Doug Mills/The New York Times

In addition, prosecutors in Fulton County, Ga., have convened a grand jury to investigate efforts by Mr. Trump and his team to overturn the 2020 results in Georgia. A congressional committee has spent months amassing information and testimony about his conduct in the run-up to the attack on the Capitol on Jan. 6, 2021. A civil investigation into his family business, the Trump Organization, led by New York’s attorney general, Letitia James, resulted in a lawsuit that ensnared Mr. Trump’s children. And the Manhattan district attorney, Alvin Bragg, is prosecuting Mr. Trump’s company on charges of tax fraud in a trial underway in Manhattan.

Mr. Trump’s candidacy could also cut off a stream of Republican Party money that he has used to pay for his personal legal bills. The chairwoman of the Republican National Committee, Ronna McDaniel, has said that the committee will cease paying Mr. Trump’s legal bills once he becomes a candidate.

In recent history, no successful nonincumbent presidential candidate has opened a White House bid so long before the election. But Mr. Trump’s propensity for the unconventional has defined his political style, and it propelled his successful campaign as a first-time candidate in 2016.

Most presidential candidates are reluctant to announce campaigns this early because of strict, $2,900-per-person donation caps during the primaries. For Mr. Trump, that means he can tap his largest donors only once, until the general election race begins in 2024, to aid his candidacy directly.

Mr. Trump’s announcement also means he is now ineligible to use any of the roughly $100 million spread across three different political accounts, as of late October, to support his presidential run directly.

Still, those groups can provide indirect support, such as TV advertisements or political events that advance issues that align with the former president’s agenda.

But Mr. Trump continues to amass staggering amounts of cash from small donations online, a sign of his broad grass-roots support and a key data point for his advisers who remain unconcerned about paying for an extended presidential campaign.

Maddie McGarvey for The New York Times

Another potential challenge for Mr. Trump will be whether he can articulate precisely why he wants to be president. His team identified that as a significant reason he lost re-election.

As president, Mr. Trump had his administration advance policies aimed at limiting immigration, confronting China and improving the economy — all issues that powered his unlikely election in 2016. He enjoyed historic drops in the unemployment rate, soaring stock-market returns, increases in median household incomes and declines in poverty during his first three years in the White House.

He spent his last year in office enmeshed in the coronavirus pandemic and in a campaign that was largely a referendum on his response to the contagion.

He repeatedly downplayed the severity of a disease that killed hundreds of thousands of Americans and crippled the U.S. economy, even as his administration backed the rapid development of vaccines that paid off after he left office.
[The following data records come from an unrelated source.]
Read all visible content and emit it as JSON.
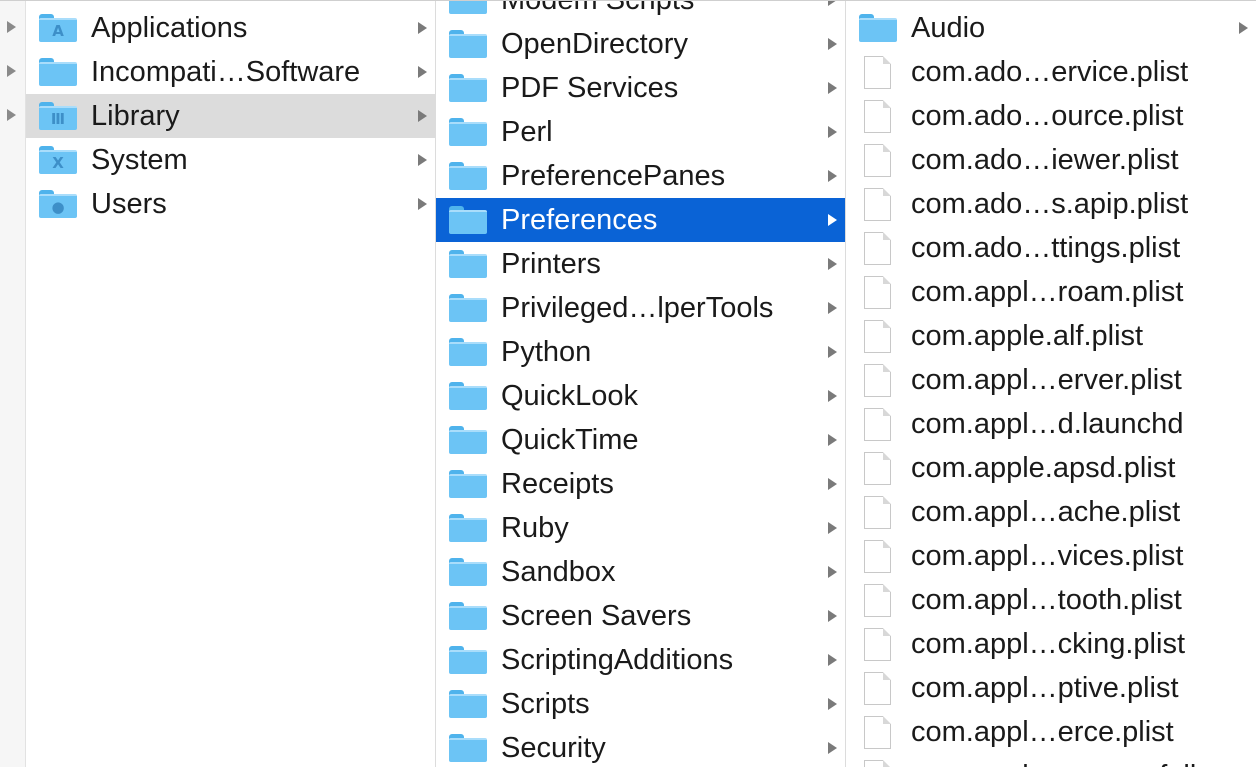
{
  "column1": {
    "items": [
      {
        "label": "Applications",
        "icon": "applications-folder-icon",
        "glyph": "A",
        "selected": false
      },
      {
        "label": "Incompati…Software",
        "icon": "folder-icon",
        "glyph": "",
        "selected": false
      },
      {
        "label": "Library",
        "icon": "library-folder-icon",
        "glyph": "Ⅲ",
        "selected": true
      },
      {
        "label": "System",
        "icon": "system-folder-icon",
        "glyph": "X",
        "selected": false
      },
      {
        "label": "Users",
        "icon": "users-folder-icon",
        "glyph": "●",
        "selected": false
      }
    ]
  },
  "column2": {
    "items": [
      {
        "label": "Modem Scripts"
      },
      {
        "label": "OpenDirectory"
      },
      {
        "label": "PDF Services"
      },
      {
        "label": "Perl"
      },
      {
        "label": "PreferencePanes"
      },
      {
        "label": "Preferences",
        "selected": true
      },
      {
        "label": "Printers"
      },
      {
        "label": "Privileged…lperTools"
      },
      {
        "label": "Python"
      },
      {
        "label": "QuickLook"
      },
      {
        "label": "QuickTime"
      },
      {
        "label": "Receipts"
      },
      {
        "label": "Ruby"
      },
      {
        "label": "Sandbox"
      },
      {
        "label": "Screen Savers"
      },
      {
        "label": "ScriptingAdditions"
      },
      {
        "label": "Scripts"
      },
      {
        "label": "Security"
      }
    ]
  },
  "column3": {
    "items": [
      {
        "label": "Audio",
        "kind": "folder"
      },
      {
        "label": "com.ado…ervice.plist",
        "kind": "file"
      },
      {
        "label": "com.ado…ource.plist",
        "kind": "file"
      },
      {
        "label": "com.ado…iewer.plist",
        "kind": "file"
      },
      {
        "label": "com.ado…s.apip.plist",
        "kind": "file"
      },
      {
        "label": "com.ado…ttings.plist",
        "kind": "file"
      },
      {
        "label": "com.appl…roam.plist",
        "kind": "file"
      },
      {
        "label": "com.apple.alf.plist",
        "kind": "file"
      },
      {
        "label": "com.appl…erver.plist",
        "kind": "file"
      },
      {
        "label": "com.appl…d.launchd",
        "kind": "file"
      },
      {
        "label": "com.apple.apsd.plist",
        "kind": "file"
      },
      {
        "label": "com.appl…ache.plist",
        "kind": "file"
      },
      {
        "label": "com.appl…vices.plist",
        "kind": "file"
      },
      {
        "label": "com.appl…tooth.plist",
        "kind": "file"
      },
      {
        "label": "com.appl…cking.plist",
        "kind": "file"
      },
      {
        "label": "com.appl…ptive.plist",
        "kind": "file"
      },
      {
        "label": "com.appl…erce.plist",
        "kind": "file"
      },
      {
        "label": "com.appl…oreco…full",
        "kind": "file"
      }
    ]
  },
  "colors": {
    "selection_blue": "#0a63d6",
    "selection_gray": "#dcdcdc",
    "folder_blue": "#6cc4f5"
  }
}
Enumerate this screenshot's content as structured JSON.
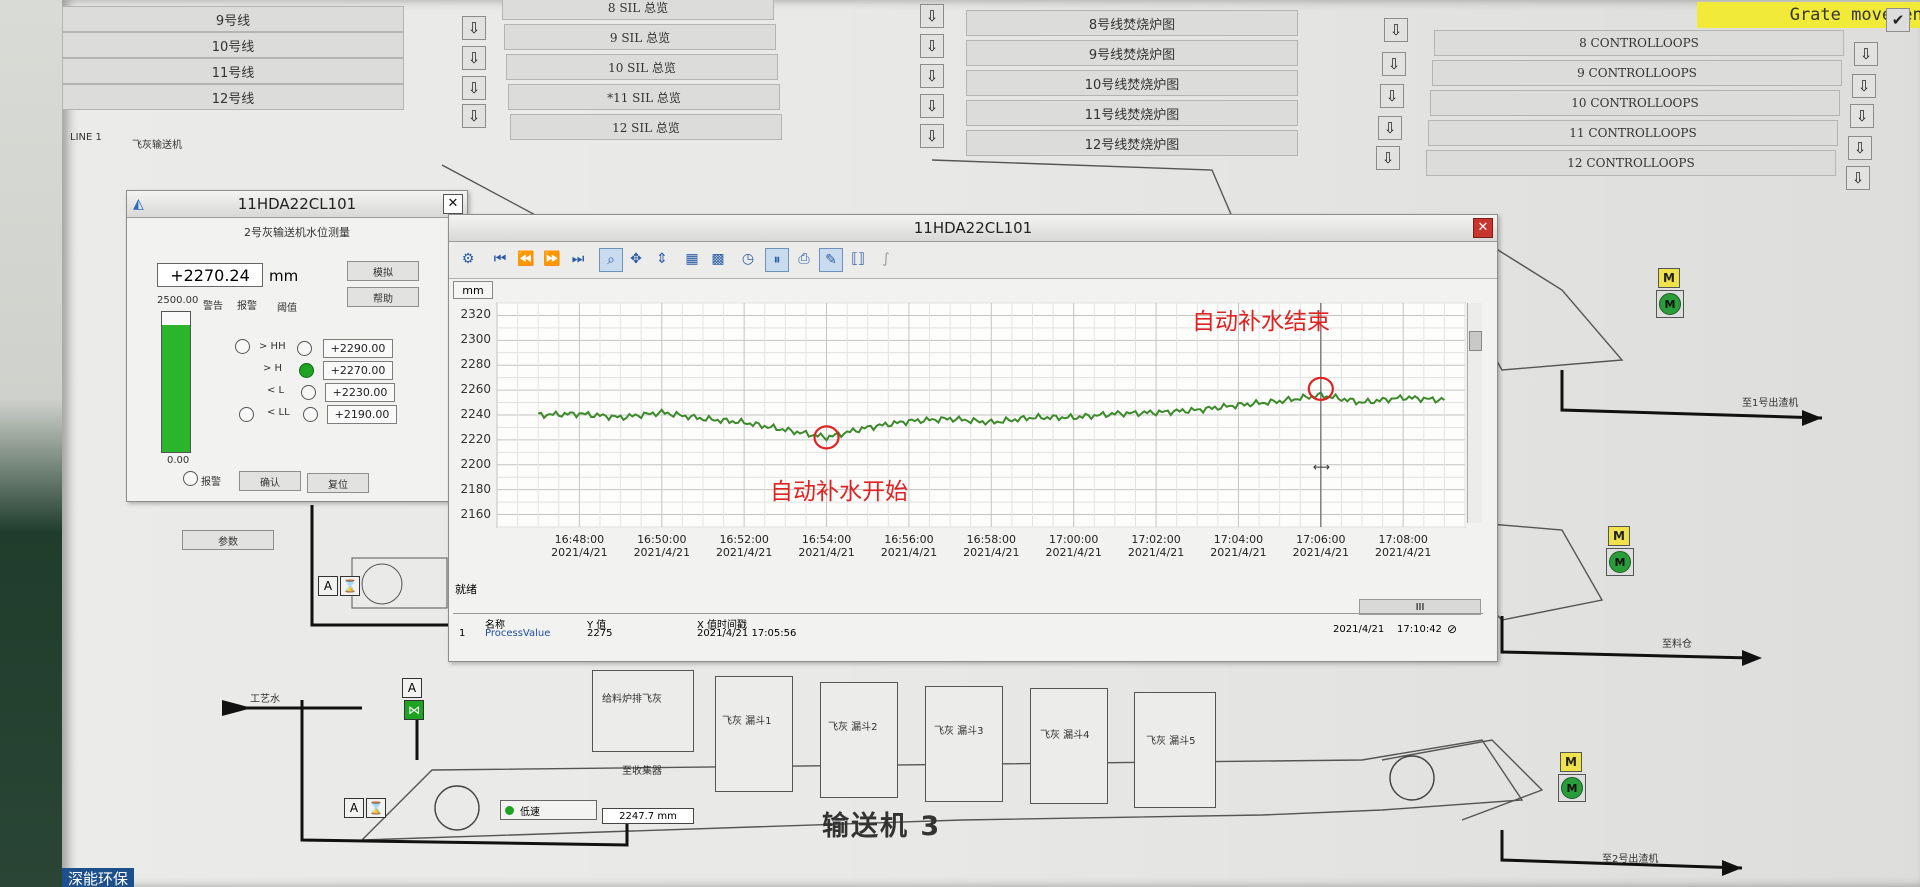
{
  "menu": {
    "lines": [
      "9号线",
      "10号线",
      "11号线",
      "12号线"
    ],
    "sil": [
      "8 SIL 总览",
      "9 SIL 总览",
      "10 SIL 总览",
      "*11 SIL 总览",
      "12 SIL 总览"
    ],
    "furnace": [
      "8号线焚烧炉图",
      "9号线焚烧炉图",
      "10号线焚烧炉图",
      "11号线焚烧炉图",
      "12号线焚烧炉图"
    ],
    "controlloops": [
      "8 CONTROLLOOPS",
      "9 CONTROLLOOPS",
      "10 CONTROLLOOPS",
      "11 CONTROLLOOPS",
      "12 CONTROLLOOPS"
    ],
    "grate": "Grate movement",
    "line_label": "LINE 1",
    "conveyor_label": "飞灰输送机"
  },
  "level_panel": {
    "title": "11HDA22CL101",
    "subtitle": "2号灰输送机水位测量",
    "value": "+2270.24",
    "unit": "mm",
    "btn_sim": "模拟",
    "btn_help": "帮助",
    "scale_max": "2500.00",
    "scale_min": "0.00",
    "col_alarm": "警告",
    "col_report": "报警",
    "col_limit": "阈值",
    "fill_fraction": 0.91,
    "limits": [
      {
        "label": "> HH",
        "value": "+2290.00",
        "on": false
      },
      {
        "label": "> H",
        "value": "+2270.00",
        "on": true
      },
      {
        "label": "< L",
        "value": "+2230.00",
        "on": false
      },
      {
        "label": "< LL",
        "value": "+2190.00",
        "on": false
      }
    ],
    "btn_alarm": "报警",
    "btn_confirm": "确认",
    "btn_reset": "复位",
    "btn_param": "参数"
  },
  "trend": {
    "title": "11HDA22CL101",
    "unit": "mm",
    "status": "就绪",
    "table_headers": [
      "名称",
      "Y 值",
      "X 值时间戳"
    ],
    "table_row": [
      "1",
      "ProcessValue",
      "2275",
      "2021/4/21 17:05:56"
    ],
    "footer_date": "2021/4/21",
    "footer_time": "17:10:42",
    "scrollbar_label": "III",
    "annotation_start": "自动补水开始",
    "annotation_end": "自动补水结束",
    "line_color": "#3c8a2a",
    "marker_color": "#e02222"
  },
  "chart_data": {
    "type": "line",
    "ylim": [
      2150,
      2330
    ],
    "yticks": [
      2320,
      2300,
      2280,
      2260,
      2240,
      2220,
      2200,
      2180,
      2160
    ],
    "xticks": [
      {
        "t": "16:48:00",
        "d": "2021/4/21"
      },
      {
        "t": "16:50:00",
        "d": "2021/4/21"
      },
      {
        "t": "16:52:00",
        "d": "2021/4/21"
      },
      {
        "t": "16:54:00",
        "d": "2021/4/21"
      },
      {
        "t": "16:56:00",
        "d": "2021/4/21"
      },
      {
        "t": "16:58:00",
        "d": "2021/4/21"
      },
      {
        "t": "17:00:00",
        "d": "2021/4/21"
      },
      {
        "t": "17:02:00",
        "d": "2021/4/21"
      },
      {
        "t": "17:04:00",
        "d": "2021/4/21"
      },
      {
        "t": "17:06:00",
        "d": "2021/4/21"
      },
      {
        "t": "17:08:00",
        "d": "2021/4/21"
      }
    ],
    "series": [
      {
        "x": [
          "16:47",
          "16:48",
          "16:49",
          "16:50",
          "16:51",
          "16:52",
          "16:53",
          "16:54",
          "16:55",
          "16:56",
          "16:57",
          "16:58",
          "16:59",
          "17:00",
          "17:01",
          "17:02",
          "17:03",
          "17:04",
          "17:05",
          "17:06",
          "17:07",
          "17:08",
          "17:09"
        ],
        "values": [
          2240,
          2241,
          2238,
          2242,
          2237,
          2234,
          2228,
          2222,
          2230,
          2235,
          2237,
          2234,
          2238,
          2238,
          2241,
          2242,
          2244,
          2248,
          2251,
          2256,
          2250,
          2254,
          2252
        ]
      }
    ],
    "annotations": [
      {
        "x": "16:54",
        "y": 2222
      },
      {
        "x": "17:06",
        "y": 2261
      }
    ]
  },
  "process": {
    "conveyor3": "输送机 3",
    "hopper_labels": [
      "飞灰 漏斗1",
      "飞灰 漏斗2",
      "飞灰 漏斗3",
      "飞灰 漏斗4",
      "飞灰 漏斗5"
    ],
    "mixer_label": "给料炉排飞灰",
    "ash_label": "至收集器",
    "status_label": "低速",
    "reading": "2247.7 mm",
    "to_label_1": "至1号出渣机",
    "to_label_2": "至料仓",
    "to_label_3": "至2号出渣机",
    "src_label": "工艺水",
    "mode_A": "A",
    "mode_M": "M"
  },
  "watermark": "深能环保"
}
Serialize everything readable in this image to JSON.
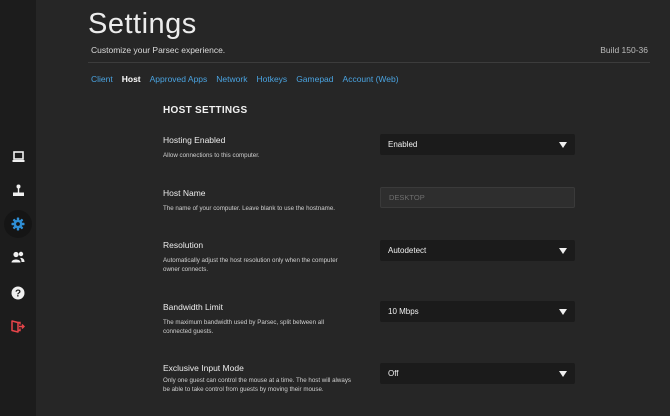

He was also impeached twice, doubling the number of presidential impeachments throughout the nation’s history.

House Democrats formally called for his removal from office after he pressed Ukraine in 2019 to investigate Joseph R. Biden Jr., making Mr. Trump the third president to be impeached.

Doug Mills/The New York Times

He was impeached an unprecedented second time on charges that he incited the Jan. 6 attack. In both instances, Mr. Trump was acquitted in the Senate as Democrats failed to persuade enough Republicans to vote for conviction.

Only once in U.S. history has a president won a second term on a second try. That was in 1892 when Grover Cleveland, a New York Democrat who had been ousted from the White House four years earlier by Benjamin Harrison, an Indiana Republican, returned the favor in a rematch.

Among the nine other presidents ousted after one term, only one ever ran again: Martin Van Buren, who lost the Democratic nomination in 1844 and unsuccessfully ran four years later as the Free Soil Party’s nominee.